Host Russia is Least Ranked Team to World Cup

first_imgFor the first time since the FIFA ranking began in 1993, the host nation for the World Cup will be the least ranked.The highest ranked country among the 32 jostling for the World Cup is Germany at the topmost position.
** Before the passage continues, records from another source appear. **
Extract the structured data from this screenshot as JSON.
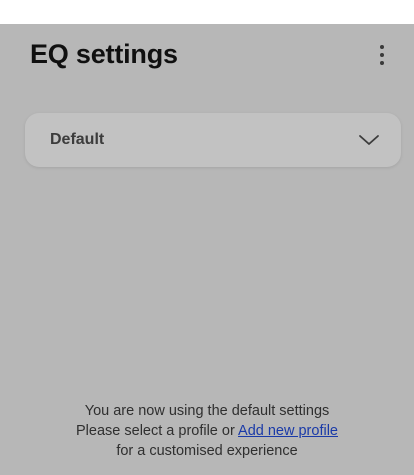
{
  "header": {
    "title": "EQ settings",
    "menu_icon": "more-vertical-icon"
  },
  "profile_select": {
    "selected": "Default",
    "icon": "chevron-down-icon"
  },
  "footer": {
    "line1": "You are now using the default settings",
    "line2_prefix": "Please select a profile or ",
    "add_profile_link": "Add new profile",
    "line3": "for a customised experience"
  },
  "colors": {
    "background": "#b7b7b7",
    "card": "#c2c2c2",
    "link": "#1a3aa8",
    "title": "#101010"
  }
}
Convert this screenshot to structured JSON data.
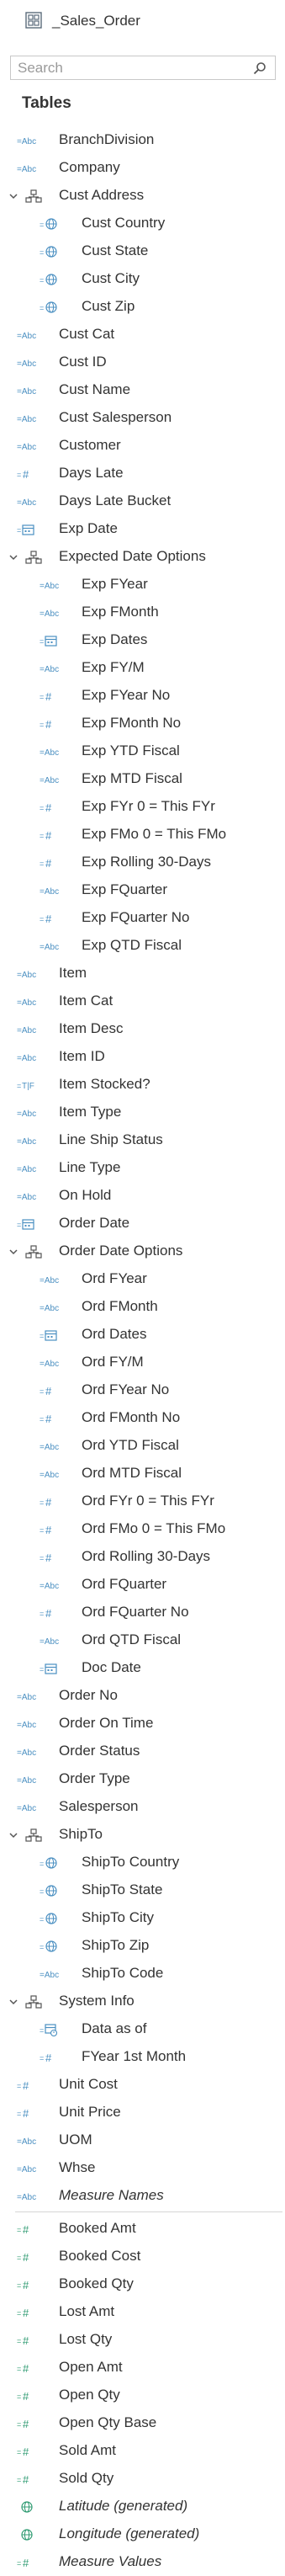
{
  "datasource": {
    "title": "_Sales_Order",
    "icon": "datasource-grid-icon"
  },
  "search": {
    "placeholder": "Search",
    "value": "",
    "icon": "search-icon"
  },
  "tables_header": "Tables",
  "colors": {
    "dimension": "#4a8fc1",
    "measure": "#2f9b72",
    "text": "#333333"
  },
  "dimension_fields": [
    {
      "label": "BranchDivision",
      "type": "abc",
      "level": 0
    },
    {
      "label": "Company",
      "type": "abc",
      "level": 0
    },
    {
      "label": "Cust Address",
      "type": "hierarchy",
      "level": 0,
      "expanded": true
    },
    {
      "label": "Cust Country",
      "type": "geo",
      "level": 1
    },
    {
      "label": "Cust State",
      "type": "geo",
      "level": 1
    },
    {
      "label": "Cust City",
      "type": "geo",
      "level": 1
    },
    {
      "label": "Cust Zip",
      "type": "geo",
      "level": 1
    },
    {
      "label": "Cust Cat",
      "type": "abc",
      "level": 0
    },
    {
      "label": "Cust ID",
      "type": "abc",
      "level": 0
    },
    {
      "label": "Cust Name",
      "type": "abc",
      "level": 0
    },
    {
      "label": "Cust Salesperson",
      "type": "abc",
      "level": 0
    },
    {
      "label": "Customer",
      "type": "abc",
      "level": 0
    },
    {
      "label": "Days Late",
      "type": "number",
      "level": 0
    },
    {
      "label": "Days Late Bucket",
      "type": "abc",
      "level": 0
    },
    {
      "label": "Exp Date",
      "type": "date",
      "level": 0
    },
    {
      "label": "Expected Date Options",
      "type": "hierarchy",
      "level": 0,
      "expanded": true
    },
    {
      "label": "Exp FYear",
      "type": "abc",
      "level": 1
    },
    {
      "label": "Exp FMonth",
      "type": "abc",
      "level": 1
    },
    {
      "label": "Exp Dates",
      "type": "date",
      "level": 1
    },
    {
      "label": "Exp FY/M",
      "type": "abc",
      "level": 1
    },
    {
      "label": "Exp FYear No",
      "type": "number",
      "level": 1
    },
    {
      "label": "Exp FMonth No",
      "type": "number",
      "level": 1
    },
    {
      "label": "Exp YTD Fiscal",
      "type": "abc",
      "level": 1
    },
    {
      "label": "Exp MTD Fiscal",
      "type": "abc",
      "level": 1
    },
    {
      "label": "Exp FYr 0 = This FYr",
      "type": "number",
      "level": 1
    },
    {
      "label": "Exp FMo 0 = This FMo",
      "type": "number",
      "level": 1
    },
    {
      "label": "Exp Rolling 30-Days",
      "type": "number",
      "level": 1
    },
    {
      "label": "Exp FQuarter",
      "type": "abc",
      "level": 1
    },
    {
      "label": "Exp FQuarter No",
      "type": "number",
      "level": 1
    },
    {
      "label": "Exp QTD Fiscal",
      "type": "abc",
      "level": 1
    },
    {
      "label": "Item",
      "type": "abc",
      "level": 0
    },
    {
      "label": "Item Cat",
      "type": "abc",
      "level": 0
    },
    {
      "label": "Item Desc",
      "type": "abc",
      "level": 0
    },
    {
      "label": "Item ID",
      "type": "abc",
      "level": 0
    },
    {
      "label": "Item Stocked?",
      "type": "bool",
      "level": 0
    },
    {
      "label": "Item Type",
      "type": "abc",
      "level": 0
    },
    {
      "label": "Line Ship Status",
      "type": "abc",
      "level": 0
    },
    {
      "label": "Line Type",
      "type": "abc",
      "level": 0
    },
    {
      "label": "On Hold",
      "type": "abc",
      "level": 0
    },
    {
      "label": "Order Date",
      "type": "date",
      "level": 0
    },
    {
      "label": "Order Date Options",
      "type": "hierarchy",
      "level": 0,
      "expanded": true
    },
    {
      "label": "Ord FYear",
      "type": "abc",
      "level": 1
    },
    {
      "label": "Ord FMonth",
      "type": "abc",
      "level": 1
    },
    {
      "label": "Ord Dates",
      "type": "date",
      "level": 1
    },
    {
      "label": "Ord FY/M",
      "type": "abc",
      "level": 1
    },
    {
      "label": "Ord FYear No",
      "type": "number",
      "level": 1
    },
    {
      "label": "Ord FMonth No",
      "type": "number",
      "level": 1
    },
    {
      "label": "Ord YTD Fiscal",
      "type": "abc",
      "level": 1
    },
    {
      "label": "Ord MTD Fiscal",
      "type": "abc",
      "level": 1
    },
    {
      "label": "Ord FYr 0 = This FYr",
      "type": "number",
      "level": 1
    },
    {
      "label": "Ord FMo 0 = This FMo",
      "type": "number",
      "level": 1
    },
    {
      "label": "Ord Rolling 30-Days",
      "type": "number",
      "level": 1
    },
    {
      "label": "Ord FQuarter",
      "type": "abc",
      "level": 1
    },
    {
      "label": "Ord FQuarter No",
      "type": "number",
      "level": 1
    },
    {
      "label": "Ord QTD Fiscal",
      "type": "abc",
      "level": 1
    },
    {
      "label": "Doc Date",
      "type": "date",
      "level": 1
    },
    {
      "label": "Order No",
      "type": "abc",
      "level": 0
    },
    {
      "label": "Order On Time",
      "type": "abc",
      "level": 0
    },
    {
      "label": "Order Status",
      "type": "abc",
      "level": 0
    },
    {
      "label": "Order Type",
      "type": "abc",
      "level": 0
    },
    {
      "label": "Salesperson",
      "type": "abc",
      "level": 0
    },
    {
      "label": "ShipTo",
      "type": "hierarchy",
      "level": 0,
      "expanded": true
    },
    {
      "label": "ShipTo Country",
      "type": "geo",
      "level": 1
    },
    {
      "label": "ShipTo State",
      "type": "geo",
      "level": 1
    },
    {
      "label": "ShipTo City",
      "type": "geo",
      "level": 1
    },
    {
      "label": "ShipTo Zip",
      "type": "geo",
      "level": 1
    },
    {
      "label": "ShipTo Code",
      "type": "abc",
      "level": 1
    },
    {
      "label": "System Info",
      "type": "hierarchy",
      "level": 0,
      "expanded": true
    },
    {
      "label": "Data as of",
      "type": "datetime",
      "level": 1
    },
    {
      "label": "FYear 1st Month",
      "type": "number",
      "level": 1
    },
    {
      "label": "Unit Cost",
      "type": "number",
      "level": 0
    },
    {
      "label": "Unit Price",
      "type": "number",
      "level": 0
    },
    {
      "label": "UOM",
      "type": "abc",
      "level": 0
    },
    {
      "label": "Whse",
      "type": "abc",
      "level": 0
    },
    {
      "label": "Measure Names",
      "type": "abc",
      "level": 0,
      "italic": true
    }
  ],
  "measure_fields": [
    {
      "label": "Booked Amt",
      "type": "measure-number",
      "level": 0
    },
    {
      "label": "Booked Cost",
      "type": "measure-number",
      "level": 0
    },
    {
      "label": "Booked Qty",
      "type": "measure-number",
      "level": 0
    },
    {
      "label": "Lost Amt",
      "type": "measure-number",
      "level": 0
    },
    {
      "label": "Lost Qty",
      "type": "measure-number",
      "level": 0
    },
    {
      "label": "Open Amt",
      "type": "measure-number",
      "level": 0
    },
    {
      "label": "Open Qty",
      "type": "measure-number",
      "level": 0
    },
    {
      "label": "Open Qty Base",
      "type": "measure-number",
      "level": 0
    },
    {
      "label": "Sold Amt",
      "type": "measure-number",
      "level": 0
    },
    {
      "label": "Sold Qty",
      "type": "measure-number",
      "level": 0
    },
    {
      "label": "Latitude (generated)",
      "type": "measure-geo",
      "level": 0,
      "italic": true
    },
    {
      "label": "Longitude (generated)",
      "type": "measure-geo",
      "level": 0,
      "italic": true
    },
    {
      "label": "Measure Values",
      "type": "measure-number",
      "level": 0,
      "italic": true
    }
  ]
}
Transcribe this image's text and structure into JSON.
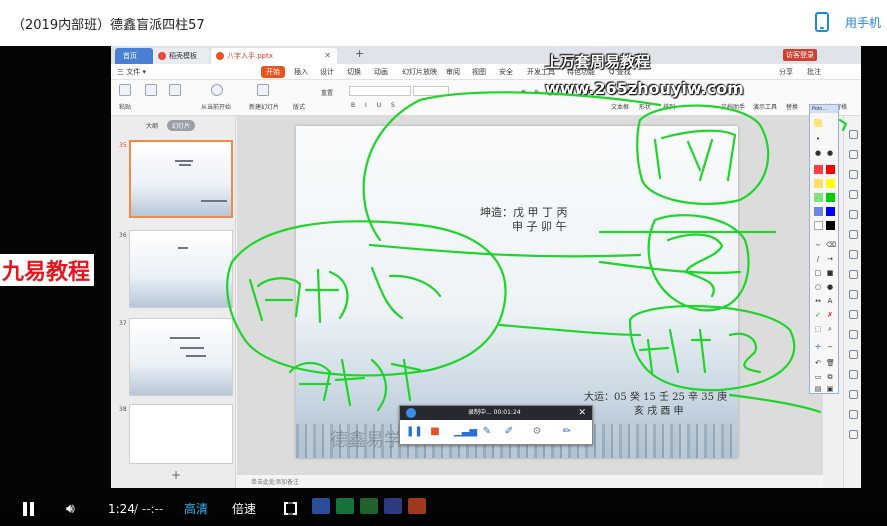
{
  "page": {
    "title": "（2019内部班）德鑫盲派四柱57",
    "phone_label": "用手机"
  },
  "wps": {
    "tabs": [
      {
        "label": "首页"
      },
      {
        "label": "稻壳模板"
      },
      {
        "label": "八字入手.pptx"
      }
    ],
    "menu": [
      {
        "label": "三 文件 ▾"
      },
      {
        "label": "开始"
      },
      {
        "label": "插入"
      },
      {
        "label": "设计"
      },
      {
        "label": "切换"
      },
      {
        "label": "动画"
      },
      {
        "label": "幻灯片放映"
      },
      {
        "label": "审阅"
      },
      {
        "label": "视图"
      },
      {
        "label": "安全"
      },
      {
        "label": "开发工具"
      },
      {
        "label": "特色功能"
      },
      {
        "label": "Q 查找"
      }
    ],
    "menu_right": {
      "share": "分享",
      "critique": "批注",
      "account": "访客登录"
    },
    "ribbon": {
      "paste": "粘贴",
      "from_current": "从当前开始",
      "new_slide": "新建幻灯片",
      "layout": "版式",
      "reset": "重置",
      "text_box": "文本框",
      "shape": "形状",
      "arrange": "排列",
      "text_tools": "文档助手",
      "present_tools": "演示工具",
      "replace": "替换",
      "select_pane": "选择窗格"
    },
    "left_panel": {
      "tab_outline": "大纲",
      "tab_slides": "幻灯片",
      "thumb_numbers": [
        "35",
        "36",
        "37",
        "38"
      ],
      "add": "+"
    },
    "slide": {
      "line1": "坤造：戊 甲 丁 丙",
      "line2": "申 子 卯 午",
      "dayun_line1": "大运：05 癸 15 壬 25 辛 35 庚",
      "dayun_line2": "亥 戌 酉 申",
      "watermark": "德鑫易学"
    },
    "notes_hint": "单击此处添加备注",
    "palette_title": "Poin…"
  },
  "watermarks": {
    "top": "上万套周易教程",
    "url": "www.265zhouyiw.com",
    "left": "九易教程"
  },
  "recorder": {
    "status": "录制中... 00:01:24",
    "close": "✕"
  },
  "player": {
    "time": "1:24",
    "separator": "/ --:--",
    "quality": "高清",
    "speed": "倍速"
  },
  "colors": {
    "ink": "#1fd52a",
    "accent": "#e8541e",
    "phone": "#1e88e5",
    "quality": "#29b6f6",
    "watermark_red": "#e8141c"
  }
}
Russia at number 65 will be the worst ranked team when it hosts the World Cup next summer, marking the first time in history when the host nation has the lowest ranking of all the tournament participants.Russia qualified automatically and even heads Pot 1 which harbours the seven highest ranked countries, including the number one, Germany.The next lowest ranked teams are Saudi Arabia in 63rd, South Korea in 62nd, first-time World Cup participant Panama in 49th and Morocco in 48th.As hosts, Russia was automatically placed into the first seeding pot for the draw, which takes place on December 1. The first pot is reserved for the highest-ranked participants, including Germany which holds top spot and Brazil in second place.If the World Cup was not held in Russia, the country’s team would be in the fourth seeding pot among the weakest teams.The qualification for the international tournament wrapped up on November 16, with Peru becoming the last team to make the 32 finalists that will compete in Russia when it hosts the World Cup from June 14 to July 15 next year.Share this:FacebookRedditTwitterPrintPinterestEmailWhatsAppSkypeLinkedInTumblrPocketTelegramlast_img read more